The People’s Bank of China (PBOC) is preparing the imminent launch of the second generation version of its online credit system, which will be expanded to encompass a greater range of information as well as financial institutions.
Several sources said to 21st Century Business Herald that the Chinese central bank commenced trial operation of the second generation credit system in October last year, with over 10 institutions including banks, consumer finance companies and brokerages taking part in the scheme.
“We’ve already connected (with the central bank’s credit system), and commenced trial operation in March of this year,” said one risk control officer at a major Chinese commercial bank.
PBOC will commence use of the second generation credit system for inquiry purposes with other banking sector financial institutions by as early as May, with the two systems set to temporarily run concurrently.
After the uploading of report data to the second generation credit system commences, PBOC plans to eventually suspend inquiries with and submissions to the first generation system at an opportune time.
The second generation system will cover information that was not included by the first generation credit system, including revolving loans, large-sum specialist installments for credit cards, joint borrowers, companies providing guarantees to individual persons, individual persons providing guarantees to companies, and late repayment information.
“The second generation system will make major adjustments in terms of systems structures, operating models, data gathering standards, technical integration standards and product service frameworks, and resolve a large number of the omission issues with the first generation credit system,” said Liu Zhibing (刘志兵), chair of DeeLon.
Liu expects an increasing number of non-bank institutions to be connected to the system in future.
“The second generation credit system’s integration trials are at present primarily directed at banking institution openness, and the timetable for non-bank trial integration remains unclear,” said Liu.
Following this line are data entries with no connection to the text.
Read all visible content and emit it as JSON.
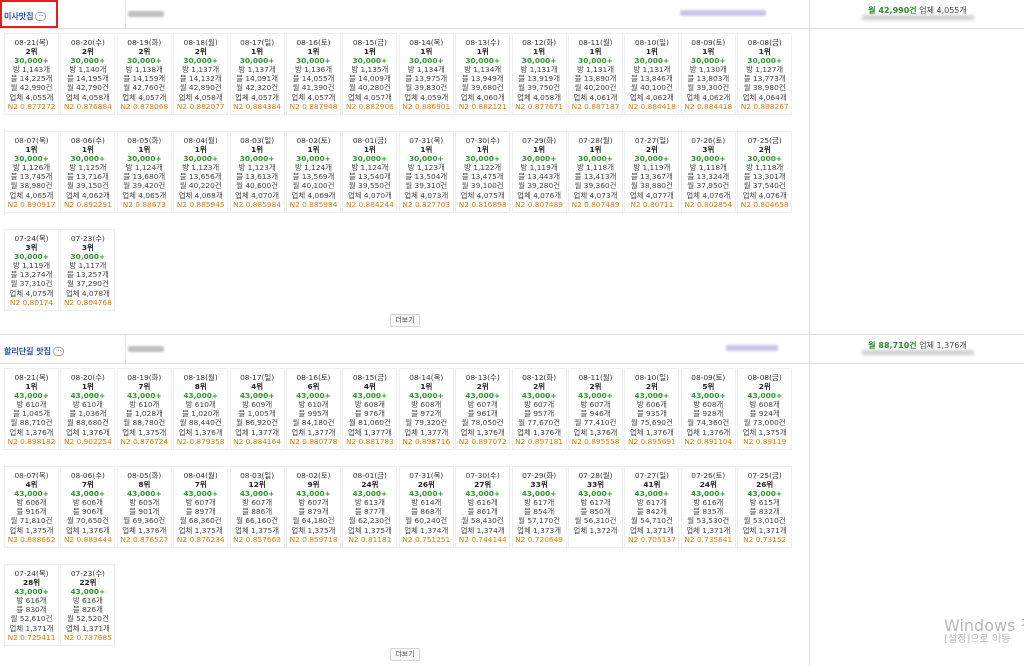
{
  "colors": {
    "green": "#2e9a2e",
    "orange": "#e07d12",
    "keyword": "#2a4db0",
    "highlight": "#e02020"
  },
  "sections": [
    {
      "keyword": "미사맛집",
      "summary_volume": "월 42,990건",
      "summary_count": "업체 4,055개",
      "more_label": "더보기",
      "cells": [
        {
          "date": "08-21(목)",
          "rank": "2위",
          "vol": "30,000+",
          "bang": "방 1,143개",
          "bl": "블 14,225개",
          "mon": "월 42,990건",
          "biz": "업체 4,055개",
          "n2": "N2 0.877272"
        },
        {
          "date": "08-20(수)",
          "rank": "2위",
          "vol": "30,000+",
          "bang": "방 1,140개",
          "bl": "블 14,195개",
          "mon": "월 42,790건",
          "biz": "업체 4,058개",
          "n2": "N2 0.876884"
        },
        {
          "date": "08-19(화)",
          "rank": "2위",
          "vol": "30,000+",
          "bang": "방 1,138개",
          "bl": "블 14,159개",
          "mon": "월 42,760건",
          "biz": "업체 4,057개",
          "n2": "N2 0.878068"
        },
        {
          "date": "08-18(월)",
          "rank": "2위",
          "vol": "30,000+",
          "bang": "방 1,137개",
          "bl": "블 14,132개",
          "mon": "월 42,890건",
          "biz": "업체 4,058개",
          "n2": "N2 0.882077"
        },
        {
          "date": "08-17(일)",
          "rank": "1위",
          "vol": "30,000+",
          "bang": "방 1,137개",
          "bl": "블 14,091개",
          "mon": "월 42,320건",
          "biz": "업체 4,057개",
          "n2": "N2 0.884384"
        },
        {
          "date": "08-16(토)",
          "rank": "1위",
          "vol": "30,000+",
          "bang": "방 1,136개",
          "bl": "블 14,055개",
          "mon": "월 41,390건",
          "biz": "업체 4,057개",
          "n2": "N2 0.887948"
        },
        {
          "date": "08-15(금)",
          "rank": "1위",
          "vol": "30,000+",
          "bang": "방 1,135개",
          "bl": "블 14,009개",
          "mon": "월 40,280건",
          "biz": "업체 4,057개",
          "n2": "N2 0.882906"
        },
        {
          "date": "08-14(목)",
          "rank": "1위",
          "vol": "30,000+",
          "bang": "방 1,134개",
          "bl": "블 13,975개",
          "mon": "월 39,830건",
          "biz": "업체 4,059개",
          "n2": "N2 0.886901"
        },
        {
          "date": "08-13(수)",
          "rank": "1위",
          "vol": "30,000+",
          "bang": "방 1,134개",
          "bl": "블 13,949개",
          "mon": "월 39,680건",
          "biz": "업체 4,060개",
          "n2": "N2 0.882121"
        },
        {
          "date": "08-12(화)",
          "rank": "1위",
          "vol": "30,000+",
          "bang": "방 1,131개",
          "bl": "블 13,919개",
          "mon": "월 39,750건",
          "biz": "업체 4,058개",
          "n2": "N2 0.877671"
        },
        {
          "date": "08-11(월)",
          "rank": "1위",
          "vol": "30,000+",
          "bang": "방 1,131개",
          "bl": "블 13,890개",
          "mon": "월 40,200건",
          "biz": "업체 4,061개",
          "n2": "N2 0.887187"
        },
        {
          "date": "08-10(일)",
          "rank": "1위",
          "vol": "30,000+",
          "bang": "방 1,131개",
          "bl": "블 13,846개",
          "mon": "월 40,100건",
          "biz": "업체 4,062개",
          "n2": "N2 0.884418"
        },
        {
          "date": "08-09(토)",
          "rank": "1위",
          "vol": "30,000+",
          "bang": "방 1,130개",
          "bl": "블 13,803개",
          "mon": "월 39,300건",
          "biz": "업체 4,062개",
          "n2": "N2 0.884418"
        },
        {
          "date": "08-08(금)",
          "rank": "1위",
          "vol": "30,000+",
          "bang": "방 1,127개",
          "bl": "블 13,773개",
          "mon": "월 38,980건",
          "biz": "업체 4,064개",
          "n2": "N2 0.888267"
        },
        {
          "date": "08-07(목)",
          "rank": "1위",
          "vol": "30,000+",
          "bang": "방 1,126개",
          "bl": "블 13,745개",
          "mon": "월 38,980건",
          "biz": "업체 4,065개",
          "n2": "N2 0.890917"
        },
        {
          "date": "08-06(수)",
          "rank": "1위",
          "vol": "30,000+",
          "bang": "방 1,125개",
          "bl": "블 13,716개",
          "mon": "월 39,150건",
          "biz": "업체 4,062개",
          "n2": "N2 0.892291"
        },
        {
          "date": "08-05(화)",
          "rank": "1위",
          "vol": "30,000+",
          "bang": "방 1,124개",
          "bl": "블 13,680개",
          "mon": "월 39,420건",
          "biz": "업체 4,065개",
          "n2": "N2 0.88673"
        },
        {
          "date": "08-04(월)",
          "rank": "1위",
          "vol": "30,000+",
          "bang": "방 1,123개",
          "bl": "블 13,656개",
          "mon": "월 40,220건",
          "biz": "업체 4,068개",
          "n2": "N2 0.885945"
        },
        {
          "date": "08-03(일)",
          "rank": "1위",
          "vol": "30,000+",
          "bang": "방 1,123개",
          "bl": "블 13,613개",
          "mon": "월 40,600건",
          "biz": "업체 4,070개",
          "n2": "N2 0.885984"
        },
        {
          "date": "08-02(토)",
          "rank": "1위",
          "vol": "30,000+",
          "bang": "방 1,124개",
          "bl": "블 13,569개",
          "mon": "월 40,100건",
          "biz": "업체 4,069개",
          "n2": "N2 0.885984"
        },
        {
          "date": "08-01(금)",
          "rank": "1위",
          "vol": "30,000+",
          "bang": "방 1,124개",
          "bl": "블 13,540개",
          "mon": "월 39,550건",
          "biz": "업체 4,070개",
          "n2": "N2 0.884244"
        },
        {
          "date": "07-31(목)",
          "rank": "1위",
          "vol": "30,000+",
          "bang": "방 1,123개",
          "bl": "블 13,504개",
          "mon": "월 39,310건",
          "biz": "업체 4,073개",
          "n2": "N2 0.827703"
        },
        {
          "date": "07-30(수)",
          "rank": "1위",
          "vol": "30,000+",
          "bang": "방 1,122개",
          "bl": "블 13,475개",
          "mon": "월 39,100건",
          "biz": "업체 4,075개",
          "n2": "N2 0.816898"
        },
        {
          "date": "07-29(화)",
          "rank": "1위",
          "vol": "30,000+",
          "bang": "방 1,119개",
          "bl": "블 13,443개",
          "mon": "월 39,280건",
          "biz": "업체 4,076개",
          "n2": "N2 0.807489"
        },
        {
          "date": "07-28(월)",
          "rank": "1위",
          "vol": "30,000+",
          "bang": "방 1,118개",
          "bl": "블 13,413개",
          "mon": "월 39,360건",
          "biz": "업체 4,073개",
          "n2": "N2 0.807489"
        },
        {
          "date": "07-27(일)",
          "rank": "2위",
          "vol": "30,000+",
          "bang": "방 1,119개",
          "bl": "블 13,367개",
          "mon": "월 38,880건",
          "biz": "업체 4,077개",
          "n2": "N2 0.80711"
        },
        {
          "date": "07-26(토)",
          "rank": "3위",
          "vol": "30,000+",
          "bang": "방 1,118개",
          "bl": "블 13,324개",
          "mon": "월 37,950건",
          "biz": "업체 4,076개",
          "n2": "N2 0.802854"
        },
        {
          "date": "07-25(금)",
          "rank": "2위",
          "vol": "30,000+",
          "bang": "방 1,118개",
          "bl": "블 13,301개",
          "mon": "월 37,540건",
          "biz": "업체 4,076개",
          "n2": "N2 0.804658"
        },
        {
          "date": "07-24(목)",
          "rank": "3위",
          "vol": "30,000+",
          "bang": "방 1,119개",
          "bl": "블 13,274개",
          "mon": "월 37,310건",
          "biz": "업체 4,075개",
          "n2": "N2 0.80174"
        },
        {
          "date": "07-23(수)",
          "rank": "3위",
          "vol": "30,000+",
          "bang": "방 1,117개",
          "bl": "블 13,257개",
          "mon": "월 37,290건",
          "biz": "업체 4,078개",
          "n2": "N2 0.804768"
        }
      ]
    },
    {
      "keyword": "할리단길 맛집",
      "summary_volume": "월 88,710건",
      "summary_count": "업체 1,376개",
      "more_label": "더보기",
      "cells": [
        {
          "date": "08-21(목)",
          "rank": "1위",
          "vol": "43,000+",
          "bang": "방 610개",
          "bl": "블 1,045개",
          "mon": "월 88,710건",
          "biz": "업체 1,376개",
          "n2": "N2 0.898182"
        },
        {
          "date": "08-20(수)",
          "rank": "1위",
          "vol": "43,000+",
          "bang": "방 610개",
          "bl": "블 1,036개",
          "mon": "월 88,680건",
          "biz": "업체 1,376개",
          "n2": "N2 0.902254"
        },
        {
          "date": "08-19(화)",
          "rank": "7위",
          "vol": "43,000+",
          "bang": "방 610개",
          "bl": "블 1,028개",
          "mon": "월 88,780건",
          "biz": "업체 1,375개",
          "n2": "N2 0.876724"
        },
        {
          "date": "08-18(월)",
          "rank": "8위",
          "vol": "43,000+",
          "bang": "방 610개",
          "bl": "블 1,020개",
          "mon": "월 88,440건",
          "biz": "업체 1,376개",
          "n2": "N2 0.879358"
        },
        {
          "date": "08-17(일)",
          "rank": "4위",
          "vol": "43,000+",
          "bang": "방 609개",
          "bl": "블 1,005개",
          "mon": "월 86,920건",
          "biz": "업체 1,377개",
          "n2": "N2 0.884164"
        },
        {
          "date": "08-16(토)",
          "rank": "6위",
          "vol": "43,000+",
          "bang": "방 610개",
          "bl": "블 995개",
          "mon": "월 84,180건",
          "biz": "업체 1,377개",
          "n2": "N2 0.880778"
        },
        {
          "date": "08-15(금)",
          "rank": "4위",
          "vol": "43,000+",
          "bang": "방 608개",
          "bl": "블 976개",
          "mon": "월 81,060건",
          "biz": "업체 1,377개",
          "n2": "N2 0.881783"
        },
        {
          "date": "08-14(목)",
          "rank": "1위",
          "vol": "43,000+",
          "bang": "방 608개",
          "bl": "블 972개",
          "mon": "월 79,320건",
          "biz": "업체 1,377개",
          "n2": "N2 0.898716"
        },
        {
          "date": "08-13(수)",
          "rank": "2위",
          "vol": "43,000+",
          "bang": "방 607개",
          "bl": "블 961개",
          "mon": "월 78,050건",
          "biz": "업체 1,376개",
          "n2": "N2 0.897072"
        },
        {
          "date": "08-12(화)",
          "rank": "2위",
          "vol": "43,000+",
          "bang": "방 607개",
          "bl": "블 957개",
          "mon": "월 77,670건",
          "biz": "업체 1,376개",
          "n2": "N2 0.897181"
        },
        {
          "date": "08-11(월)",
          "rank": "2위",
          "vol": "43,000+",
          "bang": "방 607개",
          "bl": "블 946개",
          "mon": "월 77,410건",
          "biz": "업체 1,376개",
          "n2": "N2 0.895558"
        },
        {
          "date": "08-10(일)",
          "rank": "2위",
          "vol": "43,000+",
          "bang": "방 606개",
          "bl": "블 935개",
          "mon": "월 75,690건",
          "biz": "업체 1,376개",
          "n2": "N2 0.895691"
        },
        {
          "date": "08-09(토)",
          "rank": "5위",
          "vol": "43,000+",
          "bang": "방 608개",
          "bl": "블 928개",
          "mon": "월 74,360건",
          "biz": "업체 1,376개",
          "n2": "N2 0.891104"
        },
        {
          "date": "08-08(금)",
          "rank": "2위",
          "vol": "43,000+",
          "bang": "방 608개",
          "bl": "블 924개",
          "mon": "월 73,000건",
          "biz": "업체 1,375개",
          "n2": "N2 0.89119"
        },
        {
          "date": "08-07(목)",
          "rank": "4위",
          "vol": "43,000+",
          "bang": "방 606개",
          "bl": "블 916개",
          "mon": "월 71,810건",
          "biz": "업체 1,375개",
          "n2": "N2 0.888662"
        },
        {
          "date": "08-06(수)",
          "rank": "7위",
          "vol": "43,000+",
          "bang": "방 606개",
          "bl": "블 906개",
          "mon": "월 70,650건",
          "biz": "업체 1,376개",
          "n2": "N2 0.883444"
        },
        {
          "date": "08-05(화)",
          "rank": "8위",
          "vol": "43,000+",
          "bang": "방 605개",
          "bl": "블 901개",
          "mon": "월 69,360건",
          "biz": "업체 1,376개",
          "n2": "N2 0.876527"
        },
        {
          "date": "08-04(월)",
          "rank": "7위",
          "vol": "43,000+",
          "bang": "방 607개",
          "bl": "블 897개",
          "mon": "월 68,360건",
          "biz": "업체 1,375개",
          "n2": "N2 0.876234"
        },
        {
          "date": "08-03(일)",
          "rank": "12위",
          "vol": "43,000+",
          "bang": "방 607개",
          "bl": "블 886개",
          "mon": "월 66,160건",
          "biz": "업체 1,375개",
          "n2": "N2 0.857663"
        },
        {
          "date": "08-02(토)",
          "rank": "9위",
          "vol": "43,000+",
          "bang": "방 607개",
          "bl": "블 879개",
          "mon": "월 64,180건",
          "biz": "업체 1,375개",
          "n2": "N2 0.859718"
        },
        {
          "date": "08-01(금)",
          "rank": "24위",
          "vol": "43,000+",
          "bang": "방 613개",
          "bl": "블 877개",
          "mon": "월 62,230건",
          "biz": "업체 1,375개",
          "n2": "N2 0.81181"
        },
        {
          "date": "07-31(목)",
          "rank": "26위",
          "vol": "43,000+",
          "bang": "방 614개",
          "bl": "블 868개",
          "mon": "월 60,240건",
          "biz": "업체 1,374개",
          "n2": "N2 0.751251"
        },
        {
          "date": "07-30(수)",
          "rank": "27위",
          "vol": "43,000+",
          "bang": "방 616개",
          "bl": "블 861개",
          "mon": "월 58,430건",
          "biz": "업체 1,374개",
          "n2": "N2 0.744144"
        },
        {
          "date": "07-29(화)",
          "rank": "33위",
          "vol": "43,000+",
          "bang": "방 617개",
          "bl": "블 854개",
          "mon": "월 57,170건",
          "biz": "업체 1,373개",
          "n2": "N2 0.720649"
        },
        {
          "date": "07-28(월)",
          "rank": "33위",
          "vol": "43,000+",
          "bang": "방 617개",
          "bl": "블 850개",
          "mon": "월 56,310건",
          "biz": "업체 1,372개",
          "n2": ""
        },
        {
          "date": "07-27(일)",
          "rank": "41위",
          "vol": "43,000+",
          "bang": "방 617개",
          "bl": "블 842개",
          "mon": "월 54,710건",
          "biz": "업체 1,371개",
          "n2": "N2 0.705137"
        },
        {
          "date": "07-26(토)",
          "rank": "24위",
          "vol": "43,000+",
          "bang": "방 616개",
          "bl": "블 835개",
          "mon": "월 53,530건",
          "biz": "업체 1,371개",
          "n2": "N2 0.735641"
        },
        {
          "date": "07-25(금)",
          "rank": "26위",
          "vol": "43,000+",
          "bang": "방 615개",
          "bl": "블 832개",
          "mon": "월 53,010건",
          "biz": "업체 1,371개",
          "n2": "N2 0.73152"
        },
        {
          "date": "07-24(목)",
          "rank": "28위",
          "vol": "43,000+",
          "bang": "방 616개",
          "bl": "블 830개",
          "mon": "월 52,610건",
          "biz": "업체 1,371개",
          "n2": "N2 0.725411"
        },
        {
          "date": "07-23(수)",
          "rank": "22위",
          "vol": "43,000+",
          "bang": "방 616개",
          "bl": "블 826개",
          "mon": "월 52,520건",
          "biz": "업체 1,371개",
          "n2": "N2 0.737685"
        }
      ]
    }
  ],
  "watermark": {
    "line1": "Windows 정",
    "line2": "[설정]으로 이동"
  }
}
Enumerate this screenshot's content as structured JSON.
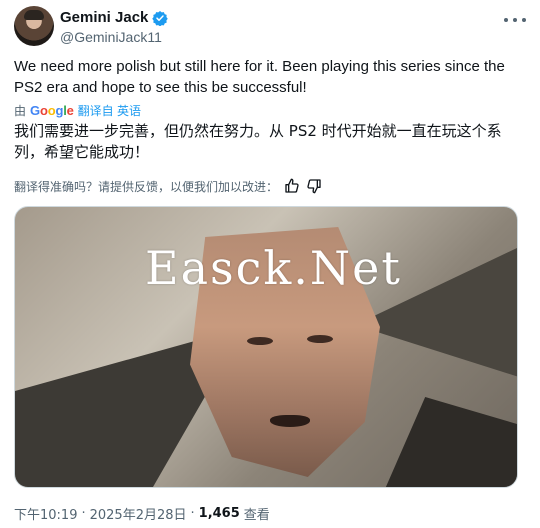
{
  "author": {
    "name": "Gemini Jack",
    "handle": "@GeminiJack11",
    "verified": true
  },
  "tweet": {
    "text": "We need more polish but still here for it. Been playing this series since the PS2 era and hope to see this be successful!"
  },
  "translation": {
    "by_label": "由",
    "provider": "Google",
    "from_label": "翻译自 英语",
    "text": "我们需要进一步完善，但仍然在努力。从 PS2 时代开始就一直在玩这个系列，希望它能成功！",
    "feedback_prompt": "翻译得准确吗？请提供反馈，以便我们加以改进："
  },
  "media": {
    "watermark": "Easck.Net"
  },
  "meta": {
    "time": "下午10:19",
    "date": "2025年2月28日",
    "separator": "·",
    "views_count": "1,465",
    "views_label": "查看"
  },
  "colors": {
    "text_primary": "#0f1419",
    "text_secondary": "#536471",
    "accent": "#1d9bf0"
  },
  "icons": {
    "verified": "verified-badge-icon",
    "more": "more-icon",
    "thumbs_up": "thumbs-up-icon",
    "thumbs_down": "thumbs-down-icon"
  }
}
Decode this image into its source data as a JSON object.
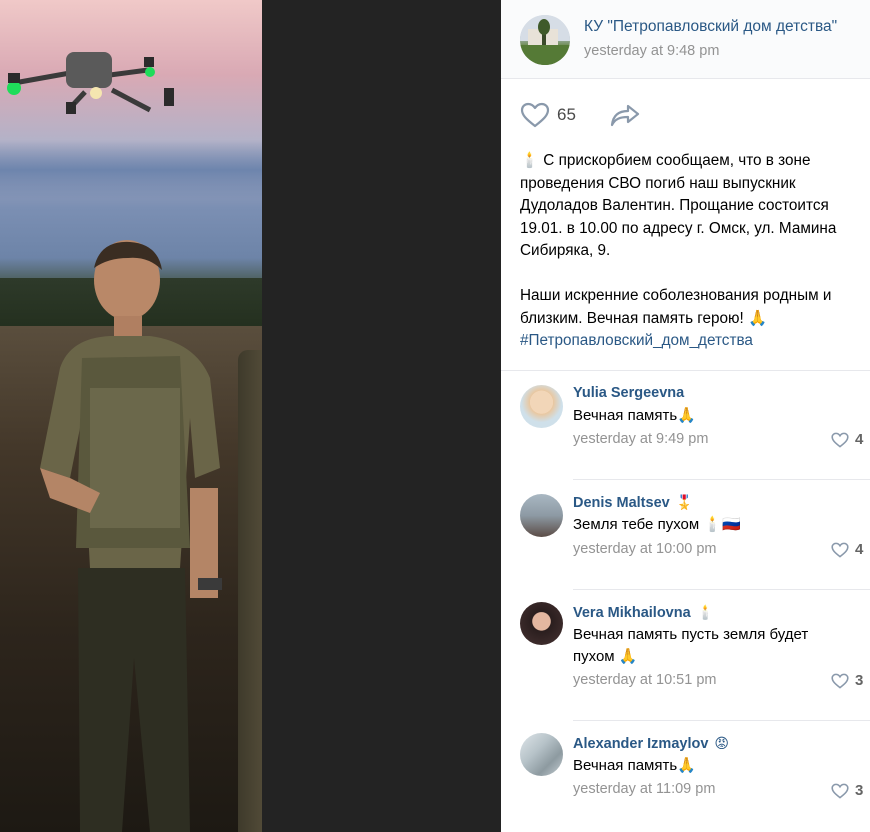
{
  "post": {
    "group_name": "КУ \"Петропавловский дом детства\"",
    "time": "yesterday at 9:48 pm",
    "likes": "65",
    "text_lines": [
      "🕯️ С прискорбием сообщаем, что в зоне",
      "проведения СВО погиб наш выпускник",
      "Дудоладов Валентин. Прощание состоится",
      "19.01. в 10.00 по адресу г. Омск, ул. Мамина",
      "Сибиряка, 9."
    ],
    "text_lines_2": [
      "Наши искренние соболезнования родным и",
      "близким. Вечная память герою! 🙏"
    ],
    "hashtag": "#Петропавловский_дом_детства"
  },
  "icons": {
    "like": "heart-outline-icon",
    "share": "share-arrow-icon",
    "comment_like": "small-heart-icon"
  },
  "colors": {
    "link": "#2a5885",
    "muted": "#939393",
    "divider": "#e7e8ec"
  },
  "comments": [
    {
      "name": "Yulia Sergeevna",
      "badge": "",
      "text": "Вечная память🙏",
      "time": "yesterday at 9:49 pm",
      "likes": "4"
    },
    {
      "name": "Denis Maltsev",
      "badge": "🎖️",
      "text": "Земля тебе пухом 🕯️🇷🇺",
      "time": "yesterday at 10:00 pm",
      "likes": "4"
    },
    {
      "name": "Vera Mikhailovna",
      "badge": "🕯️",
      "text": "Вечная память пусть земля будет пухом 🙏",
      "time": "yesterday at 10:51 pm",
      "likes": "3"
    },
    {
      "name": "Alexander Izmaylov",
      "badge": "😡",
      "text": "Вечная память🙏",
      "time": "yesterday at 11:09 pm",
      "likes": "3"
    }
  ]
}
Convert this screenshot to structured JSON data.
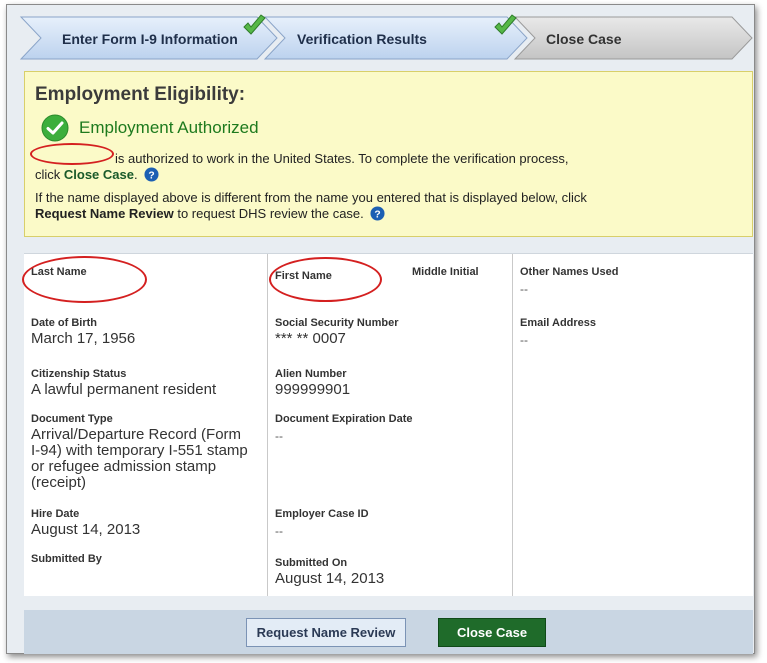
{
  "steps": [
    {
      "label": "Enter Form I-9 Information",
      "completed": true
    },
    {
      "label": "Verification Results",
      "completed": true
    },
    {
      "label": "Close Case",
      "completed": false
    }
  ],
  "eligibility": {
    "heading": "Employment Eligibility:",
    "status": "Employment Authorized",
    "authorized_text": "is authorized to work in the United States. To complete the verification process,",
    "click_prefix": "click ",
    "close_case_link": "Close Case",
    "close_case_suffix": ".",
    "name_diff_text": "If the name displayed above is different from the name you entered that is displayed below, click",
    "request_review_link": "Request Name Review",
    "request_review_suffix": " to request DHS review the case."
  },
  "details": {
    "last_name_label": "Last Name",
    "first_name_label": "First Name",
    "middle_initial_label": "Middle Initial",
    "other_names_label": "Other Names Used",
    "other_names_value": "--",
    "dob_label": "Date of Birth",
    "dob_value": "March 17, 1956",
    "ssn_label": "Social Security Number",
    "ssn_value": "*** ** 0007",
    "email_label": "Email Address",
    "email_value": "--",
    "citizenship_label": "Citizenship Status",
    "citizenship_value": "A lawful permanent resident",
    "alien_label": "Alien Number",
    "alien_value": "999999901",
    "doc_type_label": "Document Type",
    "doc_type_value_lines": [
      "Arrival/Departure Record (Form",
      "I-94) with temporary I-551 stamp",
      "or refugee admission stamp",
      "(receipt)"
    ],
    "doc_exp_label": "Document Expiration Date",
    "doc_exp_value": "--",
    "hire_date_label": "Hire Date",
    "hire_date_value": "August 14, 2013",
    "employer_case_label": "Employer Case ID",
    "employer_case_value": "--",
    "submitted_by_label": "Submitted By",
    "submitted_on_label": "Submitted On",
    "submitted_on_value": "August 14, 2013"
  },
  "buttons": {
    "request_review": "Request Name Review",
    "close_case": "Close Case"
  },
  "colors": {
    "success_green": "#3cae3c",
    "help_blue": "#1c5fb3",
    "callout_red": "#d42020",
    "notice_yellow": "#fbfac8",
    "close_button_green": "#1f6b2a"
  },
  "icons": {
    "completed_step": "checkmark-icon",
    "authorized": "check-circle-icon",
    "help": "question-circle-icon"
  }
}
“Work still waits for the integration of a greater number of non-bank institutions into PBOC’s second generation credit system.”
PBOC officials say that as of 31 July 2018 the central bank credit system has collected information on around 970 million natural persons following over a decade of operation, as well as information on 25.38 million enterprises and other institutions.
Sources in the credit sector say that there are over 3000 institutions connected to China’s central bank credit system, including banks, trusts and consumer finance platforms.
Following the switch to the second generation system, PBOC is expected to also include micro loan companies, financial leasing companies, financial guarantee companies and commercial factoring companies.